Exercise directions -
Apart from the images, every record here needs to be copied exactly.

(Data about app and page elements)

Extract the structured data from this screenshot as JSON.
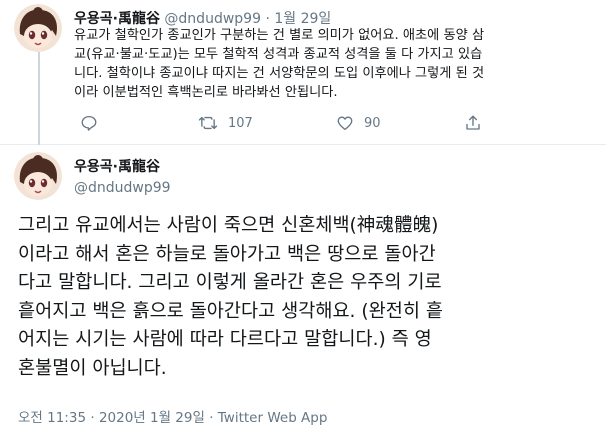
{
  "top_tweet": {
    "display_name": "우용곡·禹龍谷",
    "handle": "@dndudwp99",
    "separator": "·",
    "date": "1월 29일",
    "body_lines": [
      "유교가 철학인가 종교인가 구분하는 건 별로 의미가 없어요. 애초에 동양 삼",
      "교(유교·불교·도교)는 모두 철학적 성격과 종교적 성격을 둘 다 가지고 있습",
      "니다. 철학이냐 종교이냐 따지는 건 서양학문의 도입 이후에나 그렇게 된 것",
      "이라 이분법적인 흑백논리로 바라봐선 안됩니다."
    ],
    "retweet_count": "107",
    "like_count": "90",
    "icons": [
      "reply-icon",
      "retweet-icon",
      "like-icon",
      "share-icon"
    ]
  },
  "main_tweet": {
    "display_name": "우용곡·禹龍谷",
    "handle": "@dndudwp99",
    "body_lines": [
      "그리고 유교에서는 사람이 죽으면 신혼체백(神魂體魄)",
      "이라고 해서 혼은 하늘로 돌아가고 백은 땅으로 돌아간",
      "다고 말합니다. 그리고 이렇게 올라간 혼은 우주의 기로",
      "흩어지고 백은 흙으로 돌아간다고 생각해요. (완전히 흩",
      "어지는 시기는 사람에 따라 다르다고 말합니다.) 즉 영",
      "혼불멸이 아닙니다."
    ],
    "time": "오전 11:35",
    "separator": "·",
    "date": "2020년 1월 29일",
    "source": "Twitter Web App"
  },
  "colors": {
    "text": "#14171a",
    "muted": "#657786",
    "divider": "#e6ecf0",
    "thread_line": "#ccd6dd"
  }
}
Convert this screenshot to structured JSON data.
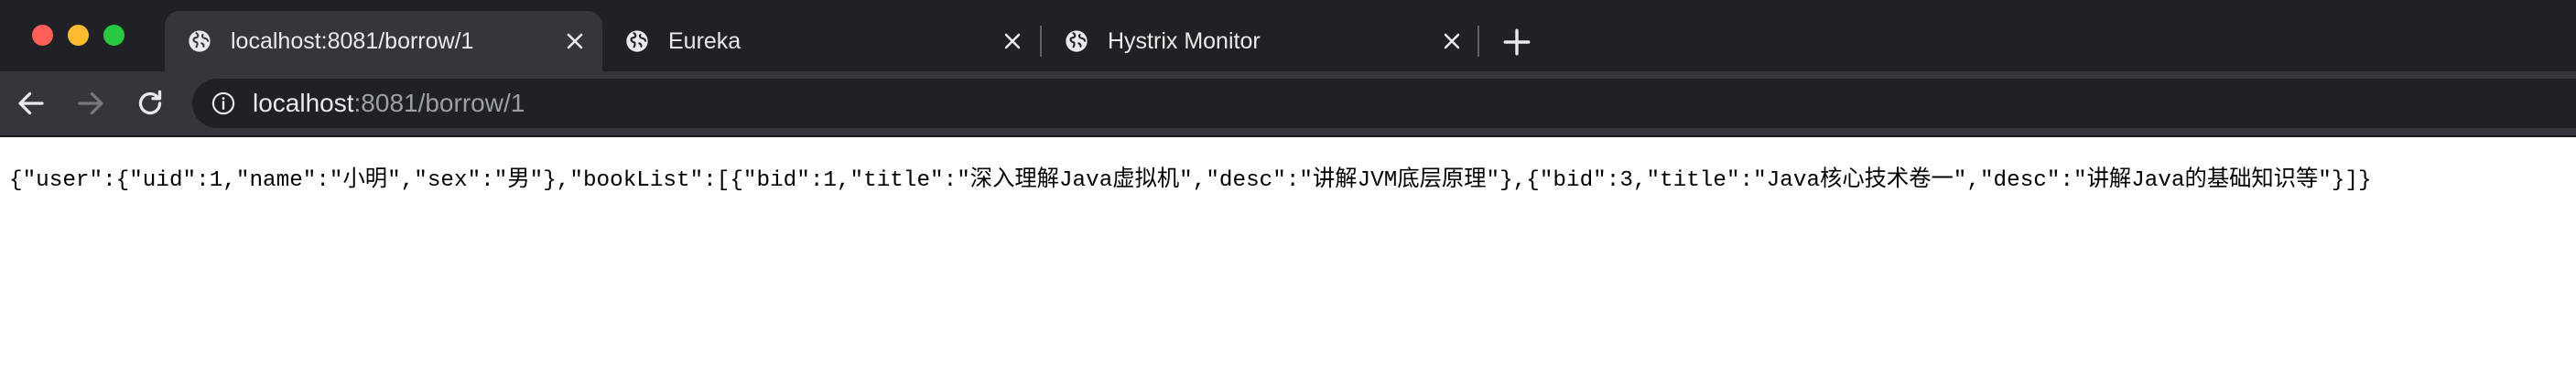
{
  "window": {
    "controls": [
      "close",
      "minimize",
      "maximize"
    ]
  },
  "tabs": [
    {
      "title": "localhost:8081/borrow/1",
      "favicon": "globe-icon",
      "active": true
    },
    {
      "title": "Eureka",
      "favicon": "globe-icon",
      "active": false
    },
    {
      "title": "Hystrix Monitor",
      "favicon": "globe-icon",
      "active": false
    }
  ],
  "toolbar": {
    "back_icon": "arrow-left-icon",
    "forward_icon": "arrow-right-icon",
    "reload_icon": "reload-icon",
    "new_tab_icon": "plus-icon"
  },
  "address_bar": {
    "security_icon": "info-icon",
    "host": "localhost",
    "path": ":8081/borrow/1"
  },
  "page": {
    "body_text": "{\"user\":{\"uid\":1,\"name\":\"小明\",\"sex\":\"男\"},\"bookList\":[{\"bid\":1,\"title\":\"深入理解Java虚拟机\",\"desc\":\"讲解JVM底层原理\"},{\"bid\":3,\"title\":\"Java核心技术卷一\",\"desc\":\"讲解Java的基础知识等\"}]}"
  },
  "colors": {
    "tabstrip_bg": "#202124",
    "active_tab_bg": "#35363a",
    "omnibox_bg": "#202124",
    "text_primary": "#e8eaed",
    "text_secondary": "#9aa0a6",
    "traffic_close": "#ff5f57",
    "traffic_minimize": "#febc2e",
    "traffic_maximize": "#28c840"
  }
}
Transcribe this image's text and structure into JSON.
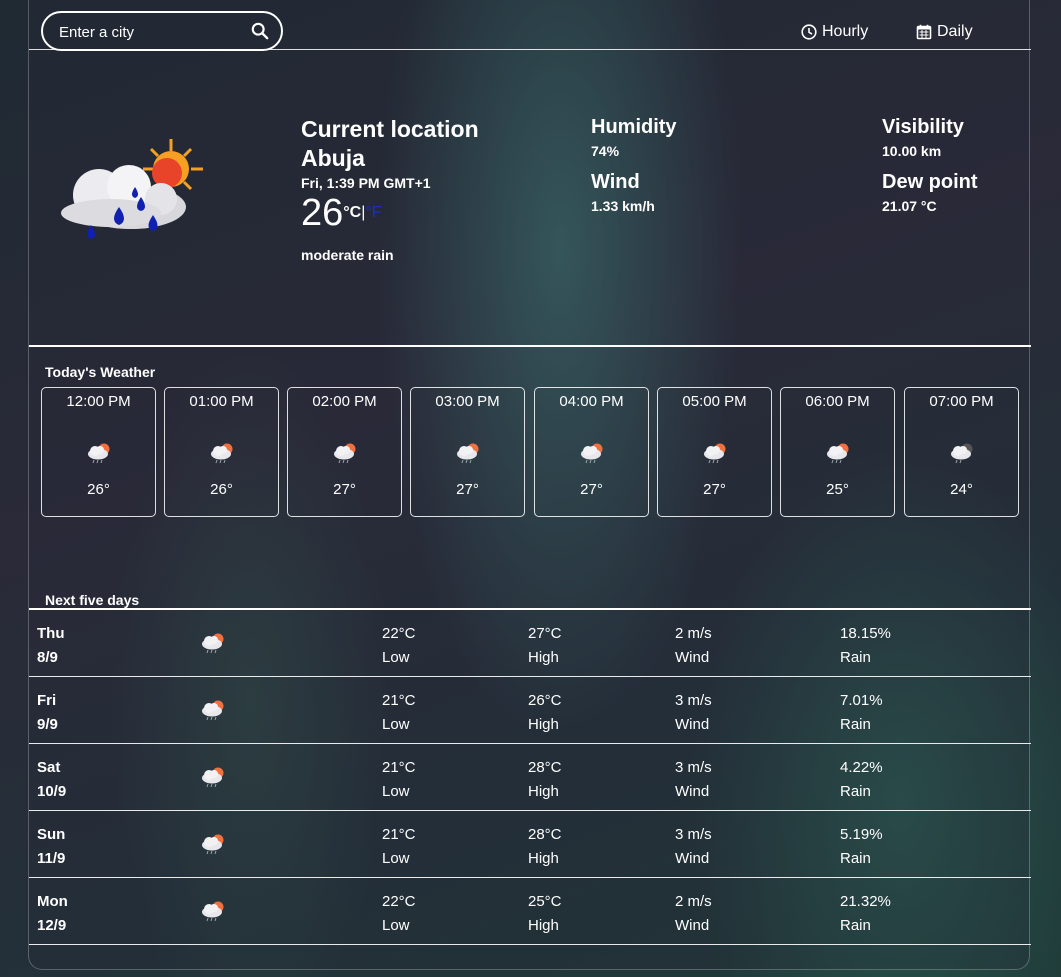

Answer to this exercise -
Extract the structured data from this screenshot as JSON.
{
  "top_tweet": {
    "display_name": "우용곡·禹龍谷",
    "handle": "@dndudwp99",
    "separator": "·",
    "date": "1월 29일",
    "body_lines": [
      "유교가 철학인가 종교인가 구분하는 건 별로 의미가 없어요. 애초에 동양 삼",
      "교(유교·불교·도교)는 모두 철학적 성격과 종교적 성격을 둘 다 가지고 있습",
      "니다. 철학이냐 종교이냐 따지는 건 서양학문의 도입 이후에나 그렇게 된 것",
      "이라 이분법적인 흑백논리로 바라봐선 안됩니다."
    ],
    "retweet_count": "107",
    "like_count": "90",
    "icons": [
      "reply-icon",
      "retweet-icon",
      "like-icon",
      "share-icon"
    ]
  },
  "main_tweet": {
    "display_name": "우용곡·禹龍谷",
    "handle": "@dndudwp99",
    "body_lines": [
      "그리고 유교에서는 사람이 죽으면 신혼체백(神魂體魄)",
      "이라고 해서 혼은 하늘로 돌아가고 백은 땅으로 돌아간",
      "다고 말합니다. 그리고 이렇게 올라간 혼은 우주의 기로",
      "흩어지고 백은 흙으로 돌아간다고 생각해요. (완전히 흩",
      "어지는 시기는 사람에 따라 다르다고 말합니다.) 즉 영",
      "혼불멸이 아닙니다."
    ],
    "time": "오전 11:35",
    "separator": "·",
    "date": "2020년 1월 29일",
    "source": "Twitter Web App"
  },
  "colors": {
    "text": "#14171a",
    "muted": "#657786",
    "divider": "#e6ecf0",
    "thread_line": "#ccd6dd"
  }
}
Convert this screenshot to structured JSON data.
{
  "window": {
    "controls": [
      "close",
      "minimize",
      "maximize"
    ]
  },
  "tabs": [
    {
      "title": "localhost:8081/borrow/1",
      "favicon": "globe-icon",
      "active": true
    },
    {
      "title": "Eureka",
      "favicon": "globe-icon",
      "active": false
    },
    {
      "title": "Hystrix Monitor",
      "favicon": "globe-icon",
      "active": false
    }
  ],
  "toolbar": {
    "back_icon": "arrow-left-icon",
    "forward_icon": "arrow-right-icon",
    "reload_icon": "reload-icon",
    "new_tab_icon": "plus-icon"
  },
  "address_bar": {
    "security_icon": "info-icon",
    "host": "localhost",
    "path": ":8081/borrow/1"
  },
  "page": {
    "body_text": "{\"user\":{\"uid\":1,\"name\":\"小明\",\"sex\":\"男\"},\"bookList\":[{\"bid\":1,\"title\":\"深入理解Java虚拟机\",\"desc\":\"讲解JVM底层原理\"},{\"bid\":3,\"title\":\"Java核心技术卷一\",\"desc\":\"讲解Java的基础知识等\"}]}"
  },
  "colors": {
    "tabstrip_bg": "#202124",
    "active_tab_bg": "#35363a",
    "omnibox_bg": "#202124",
    "text_primary": "#e8eaed",
    "text_secondary": "#9aa0a6",
    "traffic_close": "#ff5f57",
    "traffic_minimize": "#febc2e",
    "traffic_maximize": "#28c840"
  }
}
Transcribe this image's text and structure into JSON.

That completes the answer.